[Hair] is a saturnalia in scatology that voices the revolt of the hippie generation, which rejects all traditional values of the social order, as well as the amenities of civilized living. There is no story, at least not one your observer could detect, only a mélange of what a few years ago were regarded as indecencies.
If the American theatre is performing its constitutional function according to Hamlet's prescription—that is, reflecting the form and pressure of the time—we are living in the most licentious era since the age of the Caesars. Perhaps Restoration society was more dissolute, but it could hardly have been more vulgar. In Hair we may be observing a Hogarthian canvas of a nation in decline….
It is not likely that any really adult spectator will be shocked by the uninhibited exposure of the human anatomy. Far more offensive are the disrespectful handling of the flag and the sacrilegious mockery of the Christian liturgy. One doubts that the impieties are representative of the vagaries of hippies, who seem to be passively alienated from current materialist pressures rather than aggressively hostile to the residue of spiritual forces in the modern world. Youths with anti-religious convictions are hardly likely to offer flowers to strangers…. (p. 759)
Since there is no coherent story, nomenclature is a problem. It is not a satire, a revue or any other type of conventional music. Perhaps New York's mayor would call it a happening. As a sight show, Hair is highly amusing….
Aside from its gratuitous obscenities and derision of things sacred, Hair is novel and highly diverting. (p. 760)
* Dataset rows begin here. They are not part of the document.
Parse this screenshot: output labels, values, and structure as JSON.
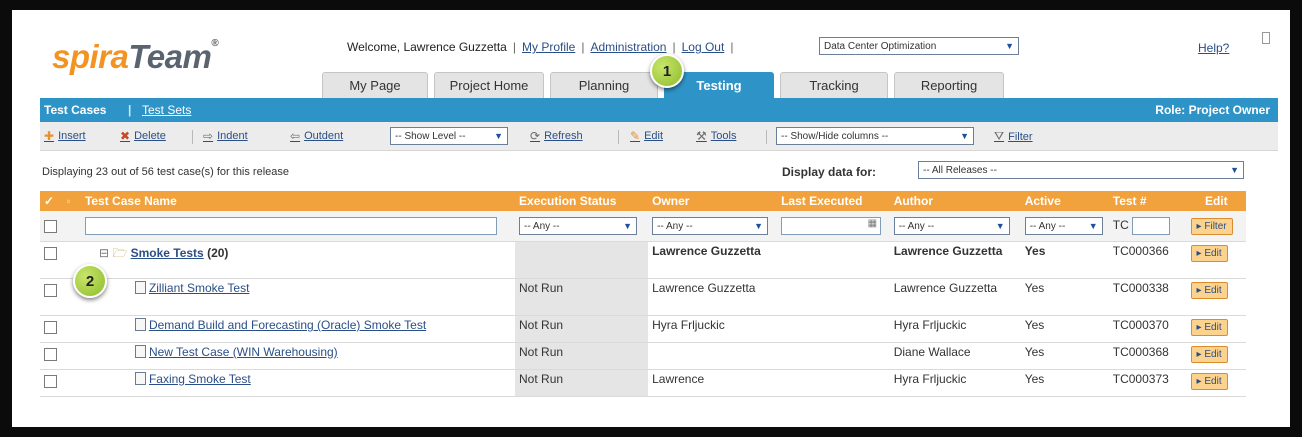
{
  "logo": {
    "spira": "spira",
    "team": "Team",
    "reg": "®"
  },
  "header": {
    "welcome": "Welcome, Lawrence Guzzetta",
    "links": [
      "My Profile",
      "Administration",
      "Log Out"
    ],
    "project_select": "Data Center Optimization",
    "help": "Help?"
  },
  "tabs": [
    "My Page",
    "Project Home",
    "Planning",
    "Testing",
    "Tracking",
    "Reporting"
  ],
  "bluebar": {
    "left": [
      "Test Cases",
      "Test Sets"
    ],
    "role": "Role: Project Owner"
  },
  "toolbar": {
    "insert": "Insert",
    "delete": "Delete",
    "indent": "Indent",
    "outdent": "Outdent",
    "show_level": "-- Show Level --",
    "refresh": "Refresh",
    "edit": "Edit",
    "tools": "Tools",
    "show_hide": "-- Show/Hide columns --",
    "filter": "Filter"
  },
  "status_line": "Displaying 23 out of 56 test case(s) for this release",
  "display_data_for": {
    "label": "Display data for:",
    "value": "-- All Releases --"
  },
  "grid": {
    "headers": [
      "Test Case Name",
      "Execution Status",
      "Owner",
      "Last Executed",
      "Author",
      "Active",
      "Test #",
      "Edit"
    ],
    "filter": {
      "any": "-- Any --",
      "tc_prefix": "TC",
      "filter_btn": "Filter"
    },
    "folder": {
      "name": "Smoke Tests",
      "count": "(20)",
      "owner": "Lawrence Guzzetta",
      "author": "Lawrence Guzzetta",
      "active": "Yes",
      "test_no": "TC000366",
      "edit": "Edit"
    },
    "rows": [
      {
        "name": "Zilliant Smoke Test",
        "status": "Not Run",
        "owner": "Lawrence Guzzetta",
        "author": "Lawrence Guzzetta",
        "active": "Yes",
        "test_no": "TC000338",
        "edit": "Edit"
      },
      {
        "name": "Demand Build and Forecasting (Oracle) Smoke Test",
        "status": "Not Run",
        "owner": "Hyra Frljuckic",
        "author": "Hyra Frljuckic",
        "active": "Yes",
        "test_no": "TC000370",
        "edit": "Edit"
      },
      {
        "name": "New Test Case (WIN Warehousing)",
        "status": "Not Run",
        "owner": "",
        "author": "Diane Wallace",
        "active": "Yes",
        "test_no": "TC000368",
        "edit": "Edit"
      },
      {
        "name": "Faxing Smoke Test",
        "status": "Not Run",
        "owner": "Lawrence",
        "author": "Hyra Frljuckic",
        "active": "Yes",
        "test_no": "TC000373",
        "edit": "Edit"
      }
    ]
  },
  "badges": [
    "1",
    "2"
  ],
  "colors": {
    "accent_blue": "#2e94c7",
    "header_orange": "#f2a23d",
    "logo_orange": "#f39322"
  }
}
Theophilus Lewis, "Theatre: 'Hair'," in America (© America Press, 1968; all rights reserved), Vol. 118, No. 23, June 8, 1968, pp. 759-60.